* INSTRUCTIONS FOR THE TASK *
Your output should consist solely of the lines from the one with "Extract the structured" through the end of the records, reproduced exactly, both ends included.

* RAW DATA *
----------------

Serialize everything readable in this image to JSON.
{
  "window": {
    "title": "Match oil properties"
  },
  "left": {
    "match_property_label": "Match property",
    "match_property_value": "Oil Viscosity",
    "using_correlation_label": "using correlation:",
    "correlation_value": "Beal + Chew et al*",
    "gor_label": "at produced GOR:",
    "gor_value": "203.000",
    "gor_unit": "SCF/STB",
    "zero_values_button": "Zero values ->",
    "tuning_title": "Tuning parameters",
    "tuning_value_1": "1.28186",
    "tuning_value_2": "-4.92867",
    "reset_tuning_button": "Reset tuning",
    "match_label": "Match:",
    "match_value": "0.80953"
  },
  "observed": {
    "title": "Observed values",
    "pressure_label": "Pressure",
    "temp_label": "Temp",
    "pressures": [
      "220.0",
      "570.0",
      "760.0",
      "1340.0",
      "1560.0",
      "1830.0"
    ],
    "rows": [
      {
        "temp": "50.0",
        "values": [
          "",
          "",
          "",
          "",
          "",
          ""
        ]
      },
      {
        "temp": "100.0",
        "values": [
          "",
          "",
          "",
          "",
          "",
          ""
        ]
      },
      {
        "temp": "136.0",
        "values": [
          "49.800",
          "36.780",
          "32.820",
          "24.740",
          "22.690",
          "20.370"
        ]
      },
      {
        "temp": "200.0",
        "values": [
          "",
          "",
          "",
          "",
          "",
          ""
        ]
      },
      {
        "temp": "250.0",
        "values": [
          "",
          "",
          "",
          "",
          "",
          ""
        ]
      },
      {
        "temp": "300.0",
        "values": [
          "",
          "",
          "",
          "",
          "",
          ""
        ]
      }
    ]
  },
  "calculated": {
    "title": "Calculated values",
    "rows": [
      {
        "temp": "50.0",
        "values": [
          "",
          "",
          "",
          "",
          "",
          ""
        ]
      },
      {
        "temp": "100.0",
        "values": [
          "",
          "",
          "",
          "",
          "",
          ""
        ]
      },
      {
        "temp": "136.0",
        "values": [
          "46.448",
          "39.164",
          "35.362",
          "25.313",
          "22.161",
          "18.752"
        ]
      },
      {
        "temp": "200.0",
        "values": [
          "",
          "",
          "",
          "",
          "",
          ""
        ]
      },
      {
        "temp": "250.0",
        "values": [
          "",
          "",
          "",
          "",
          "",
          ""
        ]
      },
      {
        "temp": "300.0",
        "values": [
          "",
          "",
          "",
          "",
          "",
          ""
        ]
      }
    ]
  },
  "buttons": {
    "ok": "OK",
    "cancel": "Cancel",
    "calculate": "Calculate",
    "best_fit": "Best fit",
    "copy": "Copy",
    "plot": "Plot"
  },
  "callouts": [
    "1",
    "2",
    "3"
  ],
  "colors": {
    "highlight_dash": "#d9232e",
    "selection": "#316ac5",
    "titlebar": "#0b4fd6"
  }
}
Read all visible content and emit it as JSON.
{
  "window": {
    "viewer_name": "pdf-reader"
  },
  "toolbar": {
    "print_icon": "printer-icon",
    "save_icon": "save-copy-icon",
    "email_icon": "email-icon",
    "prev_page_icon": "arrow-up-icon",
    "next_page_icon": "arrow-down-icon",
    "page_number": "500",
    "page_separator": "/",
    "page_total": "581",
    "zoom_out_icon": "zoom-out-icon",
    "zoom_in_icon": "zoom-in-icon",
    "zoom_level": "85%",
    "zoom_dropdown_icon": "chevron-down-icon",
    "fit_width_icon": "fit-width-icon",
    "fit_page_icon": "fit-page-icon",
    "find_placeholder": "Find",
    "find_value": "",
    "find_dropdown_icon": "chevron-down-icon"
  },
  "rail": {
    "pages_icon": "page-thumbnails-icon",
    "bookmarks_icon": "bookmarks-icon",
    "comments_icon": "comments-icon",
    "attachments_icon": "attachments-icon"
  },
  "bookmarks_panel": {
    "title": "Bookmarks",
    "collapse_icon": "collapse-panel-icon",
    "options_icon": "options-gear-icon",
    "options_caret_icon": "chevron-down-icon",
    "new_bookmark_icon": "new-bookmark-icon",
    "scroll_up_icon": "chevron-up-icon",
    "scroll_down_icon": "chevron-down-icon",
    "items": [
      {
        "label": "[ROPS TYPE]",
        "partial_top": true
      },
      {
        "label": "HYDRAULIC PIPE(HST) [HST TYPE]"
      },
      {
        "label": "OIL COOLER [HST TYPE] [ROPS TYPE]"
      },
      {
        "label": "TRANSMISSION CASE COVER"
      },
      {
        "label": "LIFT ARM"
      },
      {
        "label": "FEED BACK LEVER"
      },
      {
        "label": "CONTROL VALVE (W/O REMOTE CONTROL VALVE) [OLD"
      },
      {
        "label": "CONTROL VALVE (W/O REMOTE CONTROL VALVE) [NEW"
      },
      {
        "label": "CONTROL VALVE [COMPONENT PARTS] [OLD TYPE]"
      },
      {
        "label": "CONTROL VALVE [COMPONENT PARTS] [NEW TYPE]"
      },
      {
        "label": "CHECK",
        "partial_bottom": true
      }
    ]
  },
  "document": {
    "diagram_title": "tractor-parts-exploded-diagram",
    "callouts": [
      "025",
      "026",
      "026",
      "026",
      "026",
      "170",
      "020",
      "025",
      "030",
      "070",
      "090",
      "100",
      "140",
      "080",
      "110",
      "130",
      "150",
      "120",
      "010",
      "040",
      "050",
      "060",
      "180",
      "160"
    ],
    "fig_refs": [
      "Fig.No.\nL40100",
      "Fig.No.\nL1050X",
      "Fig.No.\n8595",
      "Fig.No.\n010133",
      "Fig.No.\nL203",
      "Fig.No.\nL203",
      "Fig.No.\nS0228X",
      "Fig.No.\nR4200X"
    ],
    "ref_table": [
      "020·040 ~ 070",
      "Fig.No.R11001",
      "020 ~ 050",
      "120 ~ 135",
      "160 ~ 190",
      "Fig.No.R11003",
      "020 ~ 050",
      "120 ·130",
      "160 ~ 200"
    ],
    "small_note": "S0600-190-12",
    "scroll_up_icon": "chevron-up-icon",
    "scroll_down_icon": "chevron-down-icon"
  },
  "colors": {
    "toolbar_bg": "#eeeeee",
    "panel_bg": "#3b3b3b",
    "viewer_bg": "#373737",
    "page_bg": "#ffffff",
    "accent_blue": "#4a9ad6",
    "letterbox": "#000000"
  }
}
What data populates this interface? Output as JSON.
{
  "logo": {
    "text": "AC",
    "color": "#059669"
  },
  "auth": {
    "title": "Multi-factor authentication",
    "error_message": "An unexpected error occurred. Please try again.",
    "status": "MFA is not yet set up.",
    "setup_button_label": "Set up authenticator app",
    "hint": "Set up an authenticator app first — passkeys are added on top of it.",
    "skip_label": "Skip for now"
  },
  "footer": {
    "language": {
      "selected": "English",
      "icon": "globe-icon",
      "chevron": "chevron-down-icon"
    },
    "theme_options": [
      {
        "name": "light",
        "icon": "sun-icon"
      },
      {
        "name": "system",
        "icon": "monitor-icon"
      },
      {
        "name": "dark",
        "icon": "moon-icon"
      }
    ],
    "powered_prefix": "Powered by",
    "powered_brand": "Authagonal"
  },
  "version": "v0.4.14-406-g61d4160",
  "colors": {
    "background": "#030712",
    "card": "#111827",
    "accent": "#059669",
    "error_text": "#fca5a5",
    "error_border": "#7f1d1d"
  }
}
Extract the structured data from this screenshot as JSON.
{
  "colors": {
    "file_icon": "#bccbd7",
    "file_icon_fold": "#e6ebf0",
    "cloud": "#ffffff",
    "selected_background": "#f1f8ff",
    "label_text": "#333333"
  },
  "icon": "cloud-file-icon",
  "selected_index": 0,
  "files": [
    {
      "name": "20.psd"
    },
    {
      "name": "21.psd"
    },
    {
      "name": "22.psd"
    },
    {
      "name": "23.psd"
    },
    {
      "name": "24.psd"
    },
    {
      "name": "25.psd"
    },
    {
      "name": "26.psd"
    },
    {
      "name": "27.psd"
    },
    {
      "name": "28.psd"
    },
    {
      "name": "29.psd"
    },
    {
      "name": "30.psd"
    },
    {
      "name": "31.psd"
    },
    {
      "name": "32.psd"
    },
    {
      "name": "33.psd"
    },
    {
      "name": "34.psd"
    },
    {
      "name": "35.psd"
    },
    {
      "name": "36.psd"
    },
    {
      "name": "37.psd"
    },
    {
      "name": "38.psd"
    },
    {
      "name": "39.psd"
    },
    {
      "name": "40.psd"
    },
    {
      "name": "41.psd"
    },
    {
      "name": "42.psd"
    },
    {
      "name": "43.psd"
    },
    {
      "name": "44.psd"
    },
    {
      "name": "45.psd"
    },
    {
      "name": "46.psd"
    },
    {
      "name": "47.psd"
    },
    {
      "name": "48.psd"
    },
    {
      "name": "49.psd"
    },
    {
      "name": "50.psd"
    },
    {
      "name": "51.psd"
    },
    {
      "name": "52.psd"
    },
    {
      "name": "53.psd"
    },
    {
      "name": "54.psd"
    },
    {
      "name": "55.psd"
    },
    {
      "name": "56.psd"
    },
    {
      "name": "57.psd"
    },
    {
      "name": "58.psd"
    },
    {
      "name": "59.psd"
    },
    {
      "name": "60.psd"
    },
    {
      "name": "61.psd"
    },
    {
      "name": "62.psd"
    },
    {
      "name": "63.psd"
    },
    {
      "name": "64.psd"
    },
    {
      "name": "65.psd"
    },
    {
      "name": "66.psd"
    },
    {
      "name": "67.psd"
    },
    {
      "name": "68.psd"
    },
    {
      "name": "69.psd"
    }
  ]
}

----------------

* EXPECTED ANSWER *
Extract the structured data from this screenshot as JSON.
{
  "colors": {
    "file_icon": "#bccbd7",
    "file_icon_fold": "#e6ebf0",
    "cloud": "#ffffff",
    "selected_background": "#f1f8ff",
    "label_text": "#333333"
  },
  "icon": "cloud-file-icon",
  "selected_index": 0,
  "files": [
    {
      "name": "20.psd"
    },
    {
      "name": "21.psd"
    },
    {
      "name": "22.psd"
    },
    {
      "name": "23.psd"
    },
    {
      "name": "24.psd"
    },
    {
      "name": "25.psd"
    },
    {
      "name": "26.psd"
    },
    {
      "name": "27.psd"
    },
    {
      "name": "28.psd"
    },
    {
      "name": "29.psd"
    },
    {
      "name": "30.psd"
    },
    {
      "name": "31.psd"
    },
    {
      "name": "32.psd"
    },
    {
      "name": "33.psd"
    },
    {
      "name": "34.psd"
    },
    {
      "name": "35.psd"
    },
    {
      "name": "36.psd"
    },
    {
      "name": "37.psd"
    },
    {
      "name": "38.psd"
    },
    {
      "name": "39.psd"
    },
    {
      "name": "40.psd"
    },
    {
      "name": "41.psd"
    },
    {
      "name": "42.psd"
    },
    {
      "name": "43.psd"
    },
    {
      "name": "44.psd"
    },
    {
      "name": "45.psd"
    },
    {
      "name": "46.psd"
    },
    {
      "name": "47.psd"
    },
    {
      "name": "48.psd"
    },
    {
      "name": "49.psd"
    },
    {
      "name": "50.psd"
    },
    {
      "name": "51.psd"
    },
    {
      "name": "52.psd"
    },
    {
      "name": "53.psd"
    },
    {
      "name": "54.psd"
    },
    {
      "name": "55.psd"
    },
    {
      "name": "56.psd"
    },
    {
      "name": "57.psd"
    },
    {
      "name": "58.psd"
    },
    {
      "name": "59.psd"
    },
    {
      "name": "60.psd"
    },
    {
      "name": "61.psd"
    },
    {
      "name": "62.psd"
    },
    {
      "name": "63.psd"
    },
    {
      "name": "64.psd"
    },
    {
      "name": "65.psd"
    },
    {
      "name": "66.psd"
    },
    {
      "name": "67.psd"
    },
    {
      "name": "68.psd"
    },
    {
      "name": "69.psd"
    }
  ]
}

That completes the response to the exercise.